While some sober living communities provide private apartments, most use a communal system in which residents share both bedrooms and living spaces. Recreational areas might be shared, as might kitchens and even bathrooms. As a result, it’s not surprising that most sober living communities offer services to the members of just one gender.
Mixing and matching the genders within the same facility could lead to awkwardness and misunderstanding, and some people might find the concept too outlandish to even consider. Additionally, mixing the genders could allow romantic entanglements to blossom, and when they fall apart, this could make a relapse much more likely.
Sober living facilities might also have elaborate reasons for splitting the genders that have nothing to do with logistics. In fact, men and women might heal differently from addiction, and by providing women with their own specialized form of care, addiction treatment professionals might be providing these women with the best chance of healing they’re apt to encounter.
According to Harvard Medical School, women are less likely to become addicted to substances, when they’re compared to men. It’s possible that culture plays a role, as men are rewarded for their party-going, risk-taking ways, while women are often criticized for taking changes and cutting loose. In this environment, women might just be less likely to dabble in drugs, so they may be less likely to develop a subsequent addiction.
Research also suggests, however, that women make up for lost time when they do begin to use substances, and they develop addictions quite quickly as a result. Their addictions might be much more severe, when compared to men, and the social consequences they face could be devastating, including:
While women could enroll in treatment programs to get better, they might find it difficult to maintain their sobriety while they’re living at home. Often, women with addictions live in chaotic environments that seem to reinforce an addiction, and their rates of relapse might be huge as a result. For example, in a study in the American Journal of Public Health, researchers found a strong link between frequent drug use and partner violence, and the link worked in both directions. Using drugs made these women more likely to get hit, while getting hit made them more likely to use drugs. Cycles like this are hard to break without help, but unless the patterns are broken, women with addictions might always be living in a dangerous world where drugs seem to provide the only escape possible.

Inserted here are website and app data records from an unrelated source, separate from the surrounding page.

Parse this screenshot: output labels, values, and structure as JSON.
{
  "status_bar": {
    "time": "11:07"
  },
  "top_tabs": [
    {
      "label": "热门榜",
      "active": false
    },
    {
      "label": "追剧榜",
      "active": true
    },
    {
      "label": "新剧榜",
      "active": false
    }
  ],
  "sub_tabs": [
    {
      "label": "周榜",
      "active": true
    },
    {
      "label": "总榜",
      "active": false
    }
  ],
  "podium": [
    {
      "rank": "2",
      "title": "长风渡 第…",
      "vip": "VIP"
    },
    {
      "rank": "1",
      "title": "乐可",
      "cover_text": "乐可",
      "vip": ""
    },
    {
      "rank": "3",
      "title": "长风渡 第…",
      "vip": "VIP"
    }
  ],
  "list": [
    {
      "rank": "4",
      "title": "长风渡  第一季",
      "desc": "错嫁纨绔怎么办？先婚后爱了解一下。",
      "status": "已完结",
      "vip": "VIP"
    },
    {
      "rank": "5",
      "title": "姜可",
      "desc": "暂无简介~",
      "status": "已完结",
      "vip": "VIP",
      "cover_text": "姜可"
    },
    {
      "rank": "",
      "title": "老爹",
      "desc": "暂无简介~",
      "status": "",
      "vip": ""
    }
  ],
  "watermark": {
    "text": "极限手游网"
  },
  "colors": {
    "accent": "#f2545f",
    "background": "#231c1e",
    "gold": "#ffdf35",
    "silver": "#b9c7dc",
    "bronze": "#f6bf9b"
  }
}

While treatment is the best way to handle an addiction issue, women who need a little more help to maintain their sobriety may find a sober living community intensely rewarding. Here, they’ll have the opportunity to live with other women in recovery, and the environment will be safe, sober and supportive. Rules will ensure that no addictive substances are used or even present in the facility, and guidelines will help women to develop a day-to-day schedule that is productive and satisfying. Some programs for women even offer additional therapies, according to an article in the journal Addiction, including transportation, childcare services and community outreach. Programs like this can help women to heal on many fronts, and perhaps women would be less likely to relapse as a result.
Sober living facilities often encourage a communal form of healing, in which all residents work together to help one another and support one another. Women who live in facilities like this may develop a sort of second family out of the other residents in the facility, and they might stay in touch for years after everyone leaves the facility. For women who have experienced broken promises and frayed relationships due to decades of addiction, this community may be of vital importance, and a woman who participates may find that she’s better able to trust and relate to others she meets outside of the facility as a result. The social connections a woman makes in recovery can be vital to her long-term healing, according to an article in the journal Substance Use and Misuse, as women with advanced networks of people to lean on tend to make fewer sobriety mistakes when compared to women who go it alone. The close quarters of a sober living facility can make a sense of community a little easier to develop.
Women with small children may especially benefit from a feeling of community, if those children are allowed to move into the facility as well. These women may have other mothers to lean on for advice, and they can watch how these mothers handle their own children. Some women even form informal childcare partnerships, helping one another to raise the children right. Having children nearby can also be a prompt for continued sober living. After all, if these women stay sober, the children have a place to live. If the women relapse, everyone might be asked to move out. Despite these benefits, including children can be troubling from an insurance perspective, and not all women want to live in the company of small people who tend to make noise at all hours. As a result, women who want to bring their children with them as they heal might need to call around and search a bit before they find a facility that can give them what they need.
Women who don’t find the right facility run the risk of heading back to homes that fostered their addictions, and they might soon relapse. Others who don’t find a sober facility may become homeless, and these women face intense problems that their sheltered sisters might not face. For example, in a study in the Journal of General Internal Medicine, researchers found that women who were homeless had three times greater odds of health problems and 12 times greater odds of poor mental health, when compared to women living in a shelter. Homeless women were also more likely to:
As studies like this make clear, it’s vital for women to get help for an addiction issue in a sober living community, so they can avoid some of the more serious consequences of addiction that might befall them if they were to relapse. We can help women to find this vital help. Please call to speak with an admissions coordinator about your situation and your preferences for care. We can help you to find just the right facility to meet your needs.
Integrated Treatment of Substance Abuse & Mental Illness